[AVAILABLE DATA]

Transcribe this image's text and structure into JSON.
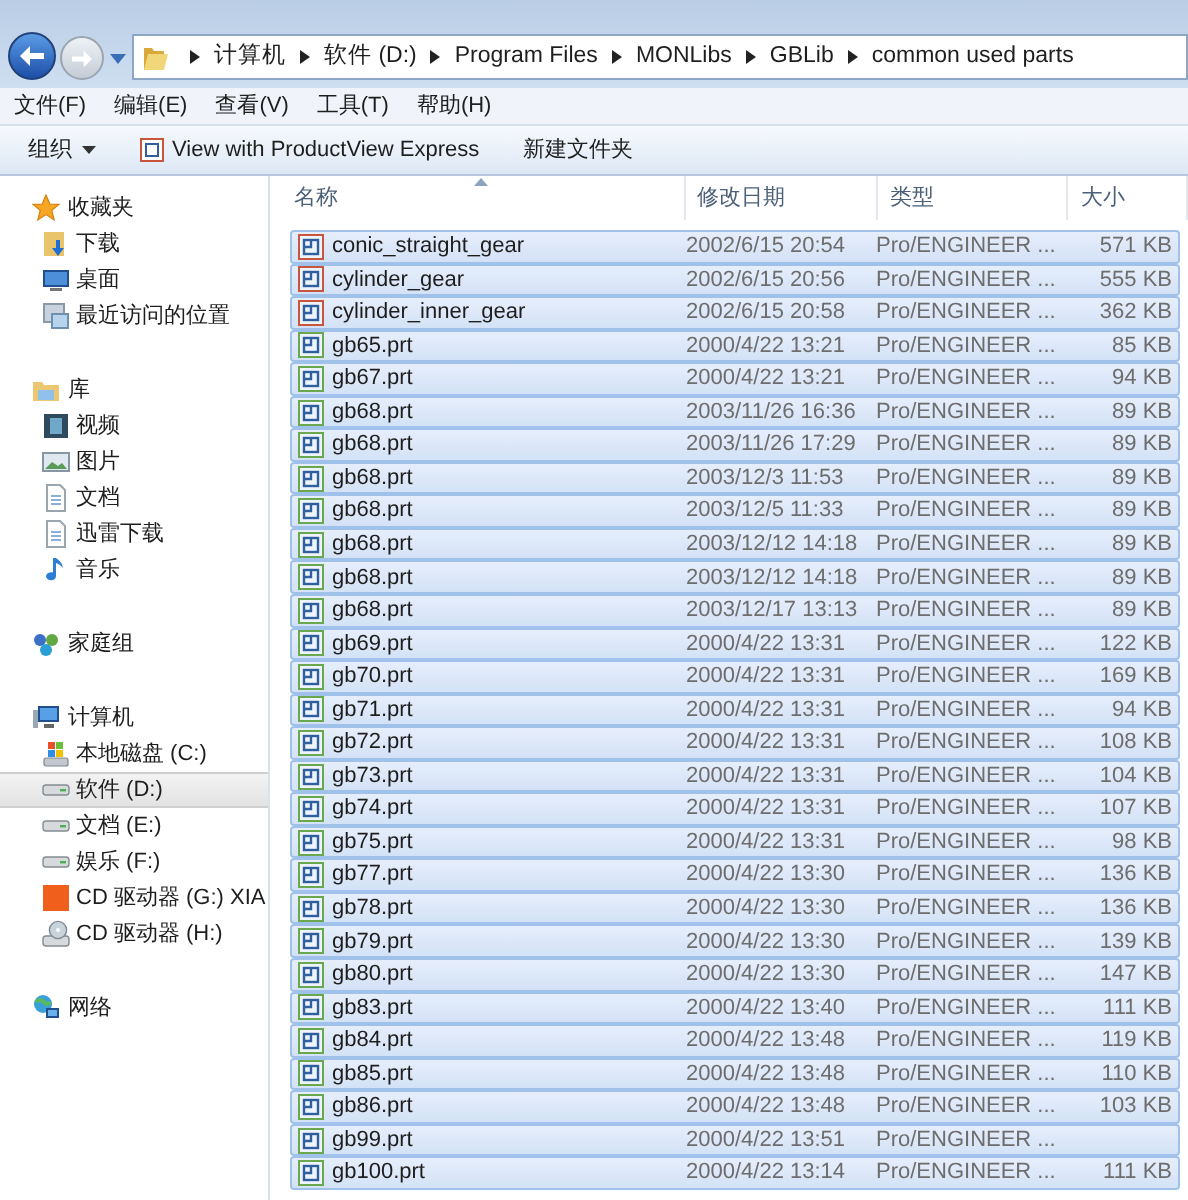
{
  "navigation": {
    "breadcrumb": [
      "计算机",
      "软件 (D:)",
      "Program Files",
      "MONLibs",
      "GBLib",
      "common used parts"
    ]
  },
  "menu": [
    "文件(F)",
    "编辑(E)",
    "查看(V)",
    "工具(T)",
    "帮助(H)"
  ],
  "toolbar": {
    "organize": "组织",
    "buttons": [
      {
        "kind": "productview",
        "label": "View with ProductView Express"
      },
      {
        "kind": "plain",
        "label": "新建文件夹"
      }
    ]
  },
  "sidebar": {
    "groups": [
      {
        "label": "收藏夹",
        "items": [
          {
            "label": "下载",
            "selected": false
          },
          {
            "label": "桌面",
            "selected": false
          },
          {
            "label": "最近访问的位置",
            "selected": false
          }
        ]
      },
      {
        "label": "库",
        "items": [
          {
            "label": "视频",
            "selected": false
          },
          {
            "label": "图片",
            "selected": false
          },
          {
            "label": "文档",
            "selected": false
          },
          {
            "label": "迅雷下载",
            "selected": false
          },
          {
            "label": "音乐",
            "selected": false
          }
        ]
      },
      {
        "label": "家庭组"
      },
      {
        "label": "计算机",
        "items": [
          {
            "label": "本地磁盘 (C:)",
            "selected": false
          },
          {
            "label": "软件 (D:)",
            "selected": true
          },
          {
            "label": "文档 (E:)",
            "selected": false
          },
          {
            "label": "娱乐 (F:)",
            "selected": false
          },
          {
            "label": "CD 驱动器 (G:) XIA",
            "selected": false
          },
          {
            "label": "CD 驱动器 (H:)",
            "selected": false
          }
        ]
      },
      {
        "label": "网络"
      }
    ]
  },
  "table": {
    "columns": [
      {
        "label": "名称",
        "sorted": true
      },
      {
        "label": "修改日期",
        "sorted": false
      },
      {
        "label": "类型",
        "sorted": false
      },
      {
        "label": "大小",
        "sorted": false
      }
    ],
    "rows": [
      {
        "kind": "assembly",
        "name": "conic_straight_gear",
        "modified": "2002/6/15 20:54",
        "type": "Pro/ENGINEER ...",
        "size": "571 KB",
        "selected": true
      },
      {
        "kind": "assembly",
        "name": "cylinder_gear",
        "modified": "2002/6/15 20:56",
        "type": "Pro/ENGINEER ...",
        "size": "555 KB",
        "selected": true
      },
      {
        "kind": "assembly",
        "name": "cylinder_inner_gear",
        "modified": "2002/6/15 20:58",
        "type": "Pro/ENGINEER ...",
        "size": "362 KB",
        "selected": true
      },
      {
        "kind": "part",
        "name": "gb65.prt",
        "modified": "2000/4/22 13:21",
        "type": "Pro/ENGINEER ...",
        "size": "85 KB",
        "selected": true
      },
      {
        "kind": "part",
        "name": "gb67.prt",
        "modified": "2000/4/22 13:21",
        "type": "Pro/ENGINEER ...",
        "size": "94 KB",
        "selected": true
      },
      {
        "kind": "part",
        "name": "gb68.prt",
        "modified": "2003/11/26 16:36",
        "type": "Pro/ENGINEER ...",
        "size": "89 KB",
        "selected": true
      },
      {
        "kind": "part",
        "name": "gb68.prt",
        "modified": "2003/11/26 17:29",
        "type": "Pro/ENGINEER ...",
        "size": "89 KB",
        "selected": true
      },
      {
        "kind": "part",
        "name": "gb68.prt",
        "modified": "2003/12/3 11:53",
        "type": "Pro/ENGINEER ...",
        "size": "89 KB",
        "selected": true
      },
      {
        "kind": "part",
        "name": "gb68.prt",
        "modified": "2003/12/5 11:33",
        "type": "Pro/ENGINEER ...",
        "size": "89 KB",
        "selected": true
      },
      {
        "kind": "part",
        "name": "gb68.prt",
        "modified": "2003/12/12 14:18",
        "type": "Pro/ENGINEER ...",
        "size": "89 KB",
        "selected": true
      },
      {
        "kind": "part",
        "name": "gb68.prt",
        "modified": "2003/12/12 14:18",
        "type": "Pro/ENGINEER ...",
        "size": "89 KB",
        "selected": true
      },
      {
        "kind": "part",
        "name": "gb68.prt",
        "modified": "2003/12/17 13:13",
        "type": "Pro/ENGINEER ...",
        "size": "89 KB",
        "selected": true
      },
      {
        "kind": "part",
        "name": "gb69.prt",
        "modified": "2000/4/22 13:31",
        "type": "Pro/ENGINEER ...",
        "size": "122 KB",
        "selected": true
      },
      {
        "kind": "part",
        "name": "gb70.prt",
        "modified": "2000/4/22 13:31",
        "type": "Pro/ENGINEER ...",
        "size": "169 KB",
        "selected": true
      },
      {
        "kind": "part",
        "name": "gb71.prt",
        "modified": "2000/4/22 13:31",
        "type": "Pro/ENGINEER ...",
        "size": "94 KB",
        "selected": true
      },
      {
        "kind": "part",
        "name": "gb72.prt",
        "modified": "2000/4/22 13:31",
        "type": "Pro/ENGINEER ...",
        "size": "108 KB",
        "selected": true
      },
      {
        "kind": "part",
        "name": "gb73.prt",
        "modified": "2000/4/22 13:31",
        "type": "Pro/ENGINEER ...",
        "size": "104 KB",
        "selected": true
      },
      {
        "kind": "part",
        "name": "gb74.prt",
        "modified": "2000/4/22 13:31",
        "type": "Pro/ENGINEER ...",
        "size": "107 KB",
        "selected": true
      },
      {
        "kind": "part",
        "name": "gb75.prt",
        "modified": "2000/4/22 13:31",
        "type": "Pro/ENGINEER ...",
        "size": "98 KB",
        "selected": true
      },
      {
        "kind": "part",
        "name": "gb77.prt",
        "modified": "2000/4/22 13:30",
        "type": "Pro/ENGINEER ...",
        "size": "136 KB",
        "selected": true
      },
      {
        "kind": "part",
        "name": "gb78.prt",
        "modified": "2000/4/22 13:30",
        "type": "Pro/ENGINEER ...",
        "size": "136 KB",
        "selected": true
      },
      {
        "kind": "part",
        "name": "gb79.prt",
        "modified": "2000/4/22 13:30",
        "type": "Pro/ENGINEER ...",
        "size": "139 KB",
        "selected": true
      },
      {
        "kind": "part",
        "name": "gb80.prt",
        "modified": "2000/4/22 13:30",
        "type": "Pro/ENGINEER ...",
        "size": "147 KB",
        "selected": true
      },
      {
        "kind": "part",
        "name": "gb83.prt",
        "modified": "2000/4/22 13:40",
        "type": "Pro/ENGINEER ...",
        "size": "111 KB",
        "selected": true
      },
      {
        "kind": "part",
        "name": "gb84.prt",
        "modified": "2000/4/22 13:48",
        "type": "Pro/ENGINEER ...",
        "size": "119 KB",
        "selected": true
      },
      {
        "kind": "part",
        "name": "gb85.prt",
        "modified": "2000/4/22 13:48",
        "type": "Pro/ENGINEER ...",
        "size": "110 KB",
        "selected": true
      },
      {
        "kind": "part",
        "name": "gb86.prt",
        "modified": "2000/4/22 13:48",
        "type": "Pro/ENGINEER ...",
        "size": "103 KB",
        "selected": true
      },
      {
        "kind": "part",
        "name": "gb99.prt",
        "modified": "2000/4/22 13:51",
        "type": "Pro/ENGINEER ...",
        "selected": true
      },
      {
        "kind": "part",
        "name": "gb100.prt",
        "modified": "2000/4/22 13:14",
        "type": "Pro/ENGINEER ...",
        "size": "111 KB",
        "selected": true
      }
    ]
  }
}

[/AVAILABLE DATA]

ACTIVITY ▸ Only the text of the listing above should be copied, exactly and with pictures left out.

RESPONSE AREA ▸
Transcribe this image's text and structure into JSON.
{
  "navigation": {
    "breadcrumb": [
      "计算机",
      "软件 (D:)",
      "Program Files",
      "MONLibs",
      "GBLib",
      "common used parts"
    ]
  },
  "menu": [
    "文件(F)",
    "编辑(E)",
    "查看(V)",
    "工具(T)",
    "帮助(H)"
  ],
  "toolbar": {
    "organize": "组织",
    "buttons": [
      {
        "kind": "productview",
        "label": "View with ProductView Express"
      },
      {
        "kind": "plain",
        "label": "新建文件夹"
      }
    ]
  },
  "sidebar": {
    "groups": [
      {
        "label": "收藏夹",
        "items": [
          {
            "label": "下载",
            "selected": false
          },
          {
            "label": "桌面",
            "selected": false
          },
          {
            "label": "最近访问的位置",
            "selected": false
          }
        ]
      },
      {
        "label": "库",
        "items": [
          {
            "label": "视频",
            "selected": false
          },
          {
            "label": "图片",
            "selected": false
          },
          {
            "label": "文档",
            "selected": false
          },
          {
            "label": "迅雷下载",
            "selected": false
          },
          {
            "label": "音乐",
            "selected": false
          }
        ]
      },
      {
        "label": "家庭组"
      },
      {
        "label": "计算机",
        "items": [
          {
            "label": "本地磁盘 (C:)",
            "selected": false
          },
          {
            "label": "软件 (D:)",
            "selected": true
          },
          {
            "label": "文档 (E:)",
            "selected": false
          },
          {
            "label": "娱乐 (F:)",
            "selected": false
          },
          {
            "label": "CD 驱动器 (G:) XIA",
            "selected": false
          },
          {
            "label": "CD 驱动器 (H:)",
            "selected": false
          }
        ]
      },
      {
        "label": "网络"
      }
    ]
  },
  "table": {
    "columns": [
      {
        "label": "名称",
        "sorted": true
      },
      {
        "label": "修改日期",
        "sorted": false
      },
      {
        "label": "类型",
        "sorted": false
      },
      {
        "label": "大小",
        "sorted": false
      }
    ],
    "rows": [
      {
        "kind": "assembly",
        "name": "conic_straight_gear",
        "modified": "2002/6/15 20:54",
        "type": "Pro/ENGINEER ...",
        "size": "571 KB",
        "selected": true
      },
      {
        "kind": "assembly",
        "name": "cylinder_gear",
        "modified": "2002/6/15 20:56",
        "type": "Pro/ENGINEER ...",
        "size": "555 KB",
        "selected": true
      },
      {
        "kind": "assembly",
        "name": "cylinder_inner_gear",
        "modified": "2002/6/15 20:58",
        "type": "Pro/ENGINEER ...",
        "size": "362 KB",
        "selected": true
      },
      {
        "kind": "part",
        "name": "gb65.prt",
        "modified": "2000/4/22 13:21",
        "type": "Pro/ENGINEER ...",
        "size": "85 KB",
        "selected": true
      },
      {
        "kind": "part",
        "name": "gb67.prt",
        "modified": "2000/4/22 13:21",
        "type": "Pro/ENGINEER ...",
        "size": "94 KB",
        "selected": true
      },
      {
        "kind": "part",
        "name": "gb68.prt",
        "modified": "2003/11/26 16:36",
        "type": "Pro/ENGINEER ...",
        "size": "89 KB",
        "selected": true
      },
      {
        "kind": "part",
        "name": "gb68.prt",
        "modified": "2003/11/26 17:29",
        "type": "Pro/ENGINEER ...",
        "size": "89 KB",
        "selected": true
      },
      {
        "kind": "part",
        "name": "gb68.prt",
        "modified": "2003/12/3 11:53",
        "type": "Pro/ENGINEER ...",
        "size": "89 KB",
        "selected": true
      },
      {
        "kind": "part",
        "name": "gb68.prt",
        "modified": "2003/12/5 11:33",
        "type": "Pro/ENGINEER ...",
        "size": "89 KB",
        "selected": true
      },
      {
        "kind": "part",
        "name": "gb68.prt",
        "modified": "2003/12/12 14:18",
        "type": "Pro/ENGINEER ...",
        "size": "89 KB",
        "selected": true
      },
      {
        "kind": "part",
        "name": "gb68.prt",
        "modified": "2003/12/12 14:18",
        "type": "Pro/ENGINEER ...",
        "size": "89 KB",
        "selected": true
      },
      {
        "kind": "part",
        "name": "gb68.prt",
        "modified": "2003/12/17 13:13",
        "type": "Pro/ENGINEER ...",
        "size": "89 KB",
        "selected": true
      },
      {
        "kind": "part",
        "name": "gb69.prt",
        "modified": "2000/4/22 13:31",
        "type": "Pro/ENGINEER ...",
        "size": "122 KB",
        "selected": true
      },
      {
        "kind": "part",
        "name": "gb70.prt",
        "modified": "2000/4/22 13:31",
        "type": "Pro/ENGINEER ...",
        "size": "169 KB",
        "selected": true
      },
      {
        "kind": "part",
        "name": "gb71.prt",
        "modified": "2000/4/22 13:31",
        "type": "Pro/ENGINEER ...",
        "size": "94 KB",
        "selected": true
      },
      {
        "kind": "part",
        "name": "gb72.prt",
        "modified": "2000/4/22 13:31",
        "type": "Pro/ENGINEER ...",
        "size": "108 KB",
        "selected": true
      },
      {
        "kind": "part",
        "name": "gb73.prt",
        "modified": "2000/4/22 13:31",
        "type": "Pro/ENGINEER ...",
        "size": "104 KB",
        "selected": true
      },
      {
        "kind": "part",
        "name": "gb74.prt",
        "modified": "2000/4/22 13:31",
        "type": "Pro/ENGINEER ...",
        "size": "107 KB",
        "selected": true
      },
      {
        "kind": "part",
        "name": "gb75.prt",
        "modified": "2000/4/22 13:31",
        "type": "Pro/ENGINEER ...",
        "size": "98 KB",
        "selected": true
      },
      {
        "kind": "part",
        "name": "gb77.prt",
        "modified": "2000/4/22 13:30",
        "type": "Pro/ENGINEER ...",
        "size": "136 KB",
        "selected": true
      },
      {
        "kind": "part",
        "name": "gb78.prt",
        "modified": "2000/4/22 13:30",
        "type": "Pro/ENGINEER ...",
        "size": "136 KB",
        "selected": true
      },
      {
        "kind": "part",
        "name": "gb79.prt",
        "modified": "2000/4/22 13:30",
        "type": "Pro/ENGINEER ...",
        "size": "139 KB",
        "selected": true
      },
      {
        "kind": "part",
        "name": "gb80.prt",
        "modified": "2000/4/22 13:30",
        "type": "Pro/ENGINEER ...",
        "size": "147 KB",
        "selected": true
      },
      {
        "kind": "part",
        "name": "gb83.prt",
        "modified": "2000/4/22 13:40",
        "type": "Pro/ENGINEER ...",
        "size": "111 KB",
        "selected": true
      },
      {
        "kind": "part",
        "name": "gb84.prt",
        "modified": "2000/4/22 13:48",
        "type": "Pro/ENGINEER ...",
        "size": "119 KB",
        "selected": true
      },
      {
        "kind": "part",
        "name": "gb85.prt",
        "modified": "2000/4/22 13:48",
        "type": "Pro/ENGINEER ...",
        "size": "110 KB",
        "selected": true
      },
      {
        "kind": "part",
        "name": "gb86.prt",
        "modified": "2000/4/22 13:48",
        "type": "Pro/ENGINEER ...",
        "size": "103 KB",
        "selected": true
      },
      {
        "kind": "part",
        "name": "gb99.prt",
        "modified": "2000/4/22 13:51",
        "type": "Pro/ENGINEER ...",
        "selected": true
      },
      {
        "kind": "part",
        "name": "gb100.prt",
        "modified": "2000/4/22 13:14",
        "type": "Pro/ENGINEER ...",
        "size": "111 KB",
        "selected": true
      }
    ]
  }
}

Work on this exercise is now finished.